If you’re not familiar with Transient Detection, the first thing you need to know is that it’s not about finding the homeless. You’re thinking of a hobometer. Forget that. Transient Detection, in the DAW sense, is about grabbing the louder, pokier bits in your wave form. Now sure, you can do that with your eyes and ears, despite the creeping tinnitus you likely have by now, but what’s important is what you do WITH these Transients once they’ve been detected. Grab these os and 1s by their digital little collarbones and bend them to your will! But why?
Because drummers have substance abuse issues. Let’s say you spent EONS on your snare tuning and mic placement, and it sounds like a squib in a squnich. Then the drum-dum shows up reeking of cheap patchouli oil, tail and sticks dragging. You get the take, but it’s sloppy, and said drummer is all “THAT WAS THE ONE, MAN!”
The advantages of Transient Detection begin with the ability to grab those late-but-great-sounding snare hits and snap ’em to grid. Just make sure no analog purists are looking. You’ll end up with pixel-perfect snare whacks—if you like. The quantization is scalable; you can render the performance TR-909 mechanized, or leave some natural looseness, or set it somewhere in-between.
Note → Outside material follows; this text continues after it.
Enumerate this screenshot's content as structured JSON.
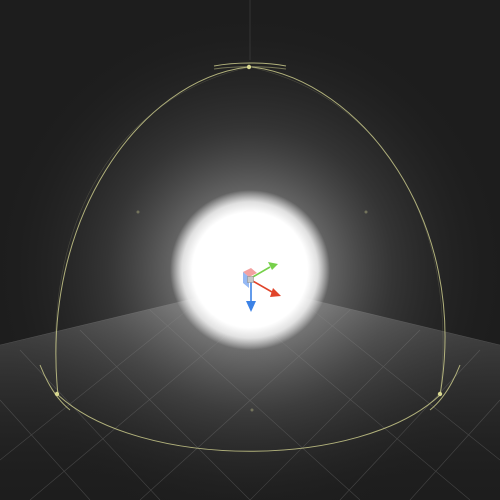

Now that you know what this technology has to offer, let’s consult with another aweseomesauce OBEDIA video on the how.